Honkasuo will be a dense and original city village of wooden houses. The housing construction is done in accordance with the principles of low-energy construction.
The current forest and meadow area will become a residential area with low buildings ranging from two to four storeys in height. The buildings will be timber-framed and the façades will also be made of wood. The houses will be richly coloured and adjacent buildings must not be of the same shade. The block structure will curl around the Perhosniitty park. The intention is to build business premises and work places along the main street, on the ground floors of the residential buildings. These premises would then allow for telecommuting and the creation of services near the homes.
The buildings are energy-efficient and their carbon footprint is as small as possible. The first buildings to be constructed will be passive detached houses in the Haapaperhonen area, in the eastern part of Honkasuo. Terraced houses and low-rise buildings have also been included in the detailed plan for the area. Housing is being developed for both owner-occupied flat and rented flat projects.
Planned for Honkasuo is a very energy-efficient block of wooden houses with some one hundred homes. It is the first high-rise project based on wood construction in Helsinki, which aims towards the energy efficiency level required of a passive energy house.
The central park area of Honkasuo, Perhosniitty, consists of the old Honkasuo croft courtyard area.
The house once stood on the hummock, surrounded by a field in the middle of the forest, a meadow and a sheep barn. Lilacs, apple trees and other yard growing stock have been preserved in the courtyard area, but the remains of foundations are all that is left of the buildings. The planned development of the park is based on the existing cultural environment. In the park, areas will be reserved as allotments for the inhabitants, while meadow vegetation suitable as food for butterflies will be favoured in the parts left as meadow.
A small playground for children and young people will be built close to the plot of the day-care centre. Haapaperhosenpuisto, the block park in the eastern part of Honkasuo, is composed of a beautiful bare cliff hillock and a pine-intensive growing stock surrounding it.
Honkasuonpuisto, the bog park in the western part, could become a park type of wider interest owing to its special vegetation. Marsh Labrador tea, Rhododendron, cottongrass and other plants that are rare elsewhere thrive naturally on bogs.
The Pihkapuisto and Niittyperhosenpuisto parks will have wetland ponds and basins for the retention of storm water.
Honkasuo is located next to the Myyrmäki regional centre, which offers excellent commercial services and an abundance of public, cultural and sports services.
There are also services available in the vicinity of the Malminkartano train station. The Pihkapuisto playground is within walking distance.
A plot for a day-care centre has been reserved in the Honkasuo area. The intention is that some of the first grades of school will be placed in connection to the day-care centre.
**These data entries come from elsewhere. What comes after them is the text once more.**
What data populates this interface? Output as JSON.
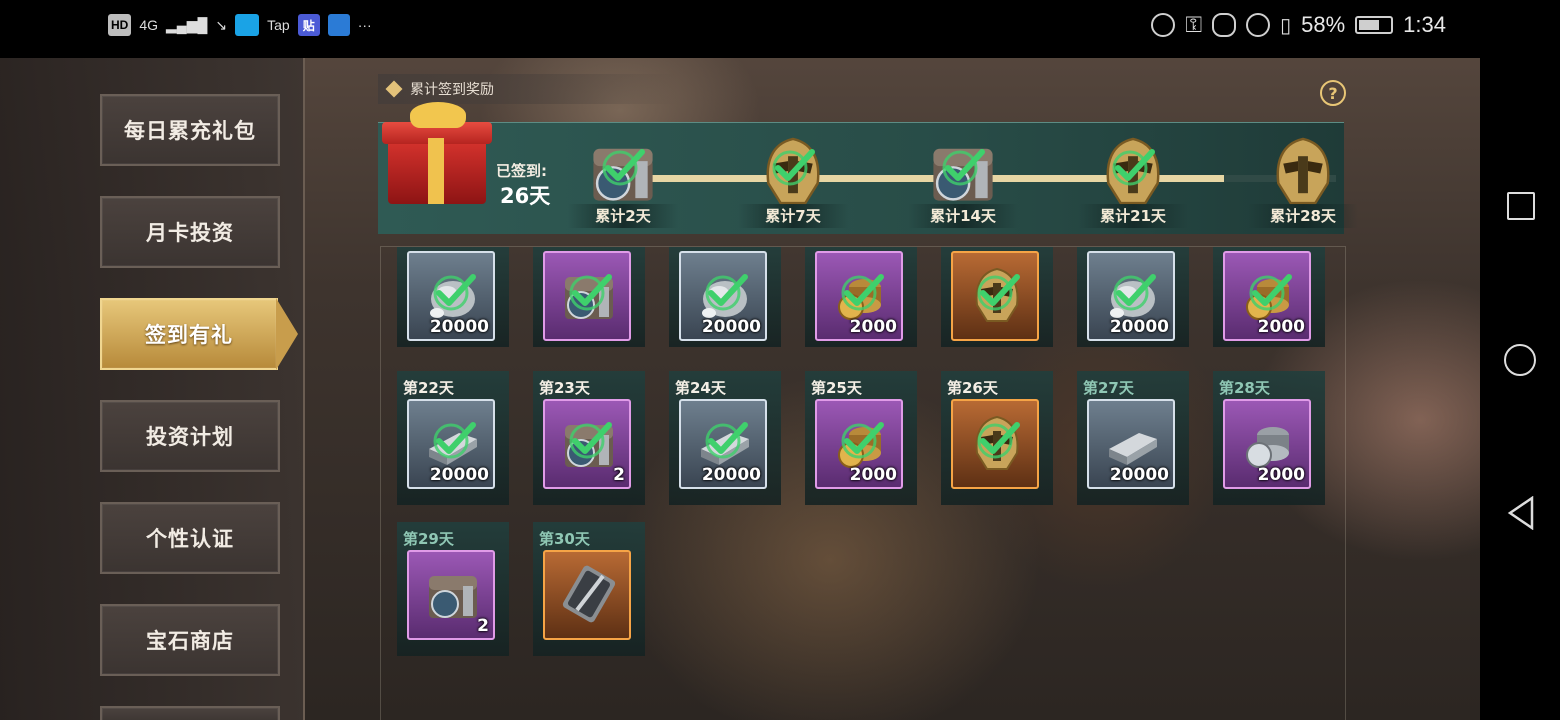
{
  "status_bar": {
    "chips": [
      "HD",
      "4G",
      "Tap"
    ],
    "more": "···",
    "battery_pct": "58%",
    "time": "1:34",
    "battery_level": 0.58
  },
  "sidebar": {
    "items": [
      {
        "label": "每日累充礼包",
        "active": false
      },
      {
        "label": "月卡投资",
        "active": false
      },
      {
        "label": "签到有礼",
        "active": true
      },
      {
        "label": "投资计划",
        "active": false
      },
      {
        "label": "个性认证",
        "active": false
      },
      {
        "label": "宝石商店",
        "active": false
      }
    ]
  },
  "panel": {
    "title": "累计签到奖励",
    "help": "?",
    "signed_label": "已签到:",
    "signed_days": "26天",
    "milestones": [
      {
        "label": "累计2天",
        "icon": "chest-icon",
        "claimed": true
      },
      {
        "label": "累计7天",
        "icon": "helmet-icon",
        "claimed": true
      },
      {
        "label": "累计14天",
        "icon": "chest-icon",
        "claimed": true
      },
      {
        "label": "累计21天",
        "icon": "helmet-icon",
        "claimed": true
      },
      {
        "label": "累计28天",
        "icon": "helmet-icon",
        "claimed": false
      }
    ],
    "top_row": [
      {
        "qty": "20000",
        "rarity": "white",
        "icon": "stone-icon",
        "claimed": true
      },
      {
        "qty": "",
        "rarity": "purple",
        "icon": "chest-icon",
        "claimed": true
      },
      {
        "qty": "20000",
        "rarity": "white",
        "icon": "stone-icon",
        "claimed": true
      },
      {
        "qty": "2000",
        "rarity": "purple",
        "icon": "coins-icon",
        "claimed": true
      },
      {
        "qty": "",
        "rarity": "orange",
        "icon": "helmet-icon",
        "claimed": true
      },
      {
        "qty": "20000",
        "rarity": "white",
        "icon": "stone-icon",
        "claimed": true
      },
      {
        "qty": "2000",
        "rarity": "purple",
        "icon": "coins-icon",
        "claimed": true
      }
    ],
    "days": [
      {
        "day": "第22天",
        "qty": "20000",
        "rarity": "white",
        "icon": "iron-ingot-icon",
        "claimed": true
      },
      {
        "day": "第23天",
        "qty": "2",
        "rarity": "purple",
        "icon": "chest-icon",
        "claimed": true
      },
      {
        "day": "第24天",
        "qty": "20000",
        "rarity": "white",
        "icon": "iron-ingot-icon",
        "claimed": true
      },
      {
        "day": "第25天",
        "qty": "2000",
        "rarity": "purple",
        "icon": "coins-icon",
        "claimed": true
      },
      {
        "day": "第26天",
        "qty": "",
        "rarity": "orange",
        "icon": "helmet-icon",
        "claimed": true
      },
      {
        "day": "第27天",
        "qty": "20000",
        "rarity": "white",
        "icon": "iron-ingot-icon",
        "claimed": false
      },
      {
        "day": "第28天",
        "qty": "2000",
        "rarity": "purple",
        "icon": "silver-coins-icon",
        "claimed": false
      },
      {
        "day": "第29天",
        "qty": "2",
        "rarity": "purple",
        "icon": "chest-icon",
        "claimed": false
      },
      {
        "day": "第30天",
        "qty": "",
        "rarity": "orange",
        "icon": "card-icon",
        "claimed": false
      }
    ]
  },
  "colors": {
    "accent_gold": "#e3c27a",
    "check_green": "#3fd06c",
    "panel_teal": "#2f5a54"
  }
}
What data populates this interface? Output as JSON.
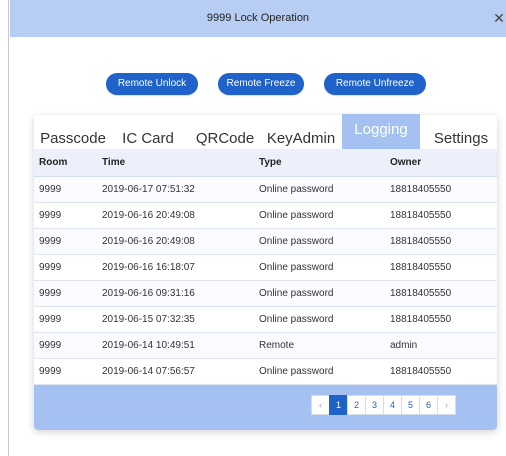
{
  "window": {
    "title": "9999 Lock Operation",
    "close_label": "✕"
  },
  "actions": {
    "remote_unlock": "Remote Unlock",
    "remote_freeze": "Remote Freeze",
    "remote_unfreeze": "Remote Unfreeze"
  },
  "tabs": [
    "Passcode",
    "IC Card",
    "QRCode",
    "KeyAdmin",
    "Logging",
    "Settings"
  ],
  "active_tab": "Logging",
  "table": {
    "headers": [
      "Room",
      "Time",
      "Type",
      "Owner"
    ],
    "rows": [
      [
        "9999",
        "2019-06-17 07:51:32",
        "Online password",
        "18818405550"
      ],
      [
        "9999",
        "2019-06-16 20:49:08",
        "Online password",
        "18818405550"
      ],
      [
        "9999",
        "2019-06-16 20:49:08",
        "Online password",
        "18818405550"
      ],
      [
        "9999",
        "2019-06-16 16:18:07",
        "Online password",
        "18818405550"
      ],
      [
        "9999",
        "2019-06-16 09:31:16",
        "Online password",
        "18818405550"
      ],
      [
        "9999",
        "2019-06-15 07:32:35",
        "Online password",
        "18818405550"
      ],
      [
        "9999",
        "2019-06-14 10:49:51",
        "Remote",
        "admin"
      ],
      [
        "9999",
        "2019-06-14 07:56:57",
        "Online password",
        "18818405550"
      ]
    ]
  },
  "pagination": {
    "prev": "‹",
    "next": "›",
    "pages": [
      "1",
      "2",
      "3",
      "4",
      "5",
      "6"
    ],
    "current": "1"
  },
  "colors": {
    "titlebar": "#b8cdf3",
    "button": "#1f62c9",
    "active_tab": "#a5c1f2"
  }
}
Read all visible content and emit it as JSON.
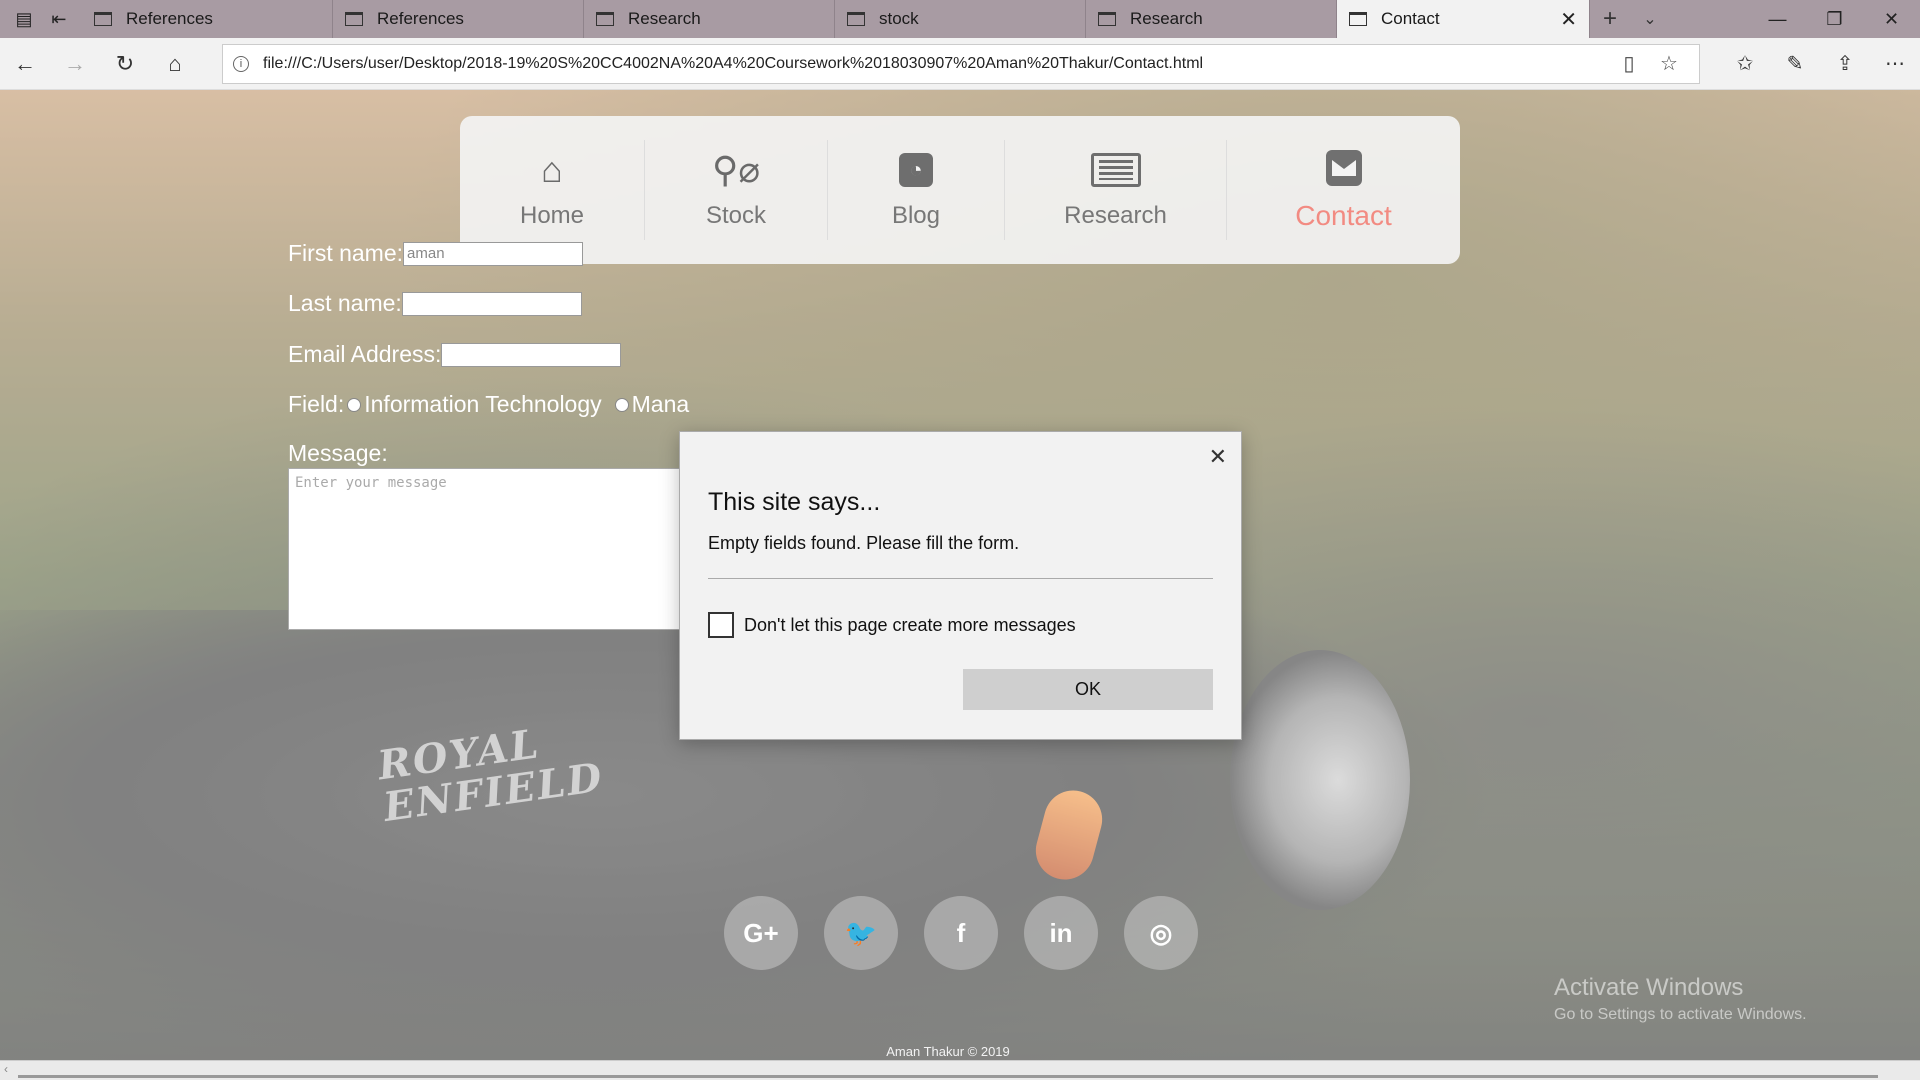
{
  "browser": {
    "tabs": [
      {
        "label": "References"
      },
      {
        "label": "References"
      },
      {
        "label": "Research"
      },
      {
        "label": "stock"
      },
      {
        "label": "Research"
      },
      {
        "label": "Contact",
        "active": true
      }
    ],
    "url": "file:///C:/Users/user/Desktop/2018-19%20S%20CC4002NA%20A4%20Coursework%2018030907%20Aman%20Thakur/Contact.html"
  },
  "nav": {
    "items": [
      {
        "label": "Home",
        "icon": "home-icon"
      },
      {
        "label": "Stock",
        "icon": "motorcycle-icon"
      },
      {
        "label": "Blog",
        "icon": "rss-icon"
      },
      {
        "label": "Research",
        "icon": "newspaper-icon"
      },
      {
        "label": "Contact",
        "icon": "envelope-icon",
        "active": true
      }
    ],
    "active_color": "#f28b82"
  },
  "form": {
    "first_name_label": "First name:",
    "first_name_value": "aman",
    "last_name_label": "Last name:",
    "email_label": "Email Address:",
    "field_label": "Field:",
    "field_option_1": "Information Technology",
    "field_option_2": "Mana",
    "message_label": "Message:",
    "message_placeholder": "Enter your message"
  },
  "background": {
    "brand_line1": "ROYAL",
    "brand_line2": "ENFIELD"
  },
  "social": [
    {
      "icon": "google-plus-icon",
      "glyph": "G+"
    },
    {
      "icon": "twitter-icon",
      "glyph": "🐦"
    },
    {
      "icon": "facebook-icon",
      "glyph": "f"
    },
    {
      "icon": "linkedin-icon",
      "glyph": "in"
    },
    {
      "icon": "instagram-icon",
      "glyph": "◎"
    }
  ],
  "footer": "Aman Thakur © 2019",
  "watermark": {
    "line1": "Activate Windows",
    "line2": "Go to Settings to activate Windows."
  },
  "dialog": {
    "title": "This site says...",
    "message": "Empty fields found. Please fill the form.",
    "checkbox_label": "Don't let this page create more messages",
    "ok_label": "OK"
  }
}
The building could also serve as common facilities for the inhabitants during evenings and holiday seasons. It is also possible to build a shop and a kiosk in the area.
The heart of Honkasuo is Perhosniitty (lit. butterfly meadow), a meadow park curling around a rock hillock with allotment gardening areas, a playing field and a playground.
Smaller block parks will be constructed among the buildings. Outdoor activities may be pursued, for example, at the artificial hill of Malminkartanonhuippu and in its surroundings. The top of the hill is 90 metres above sea level and it is renowned for its views, environmental arts and the sled hill during winter.
Honkasuo is located just off the western “green finger” of Helsinki. In the area, there is a rich bird population and a raised bog with sphagnum, which has been deemed a geologically valuable formation. Part of the bog was drained in connection to peat extraction about 50 years ago, which has led to the reforestation of the bog. Nature also plays a part in the area’s nomenclature, the main themes of which are swallowtail butterflies and species of their different subfamilies. The names of the streets and parks have been formulated around this theme and they bring their own touch to the character of the area.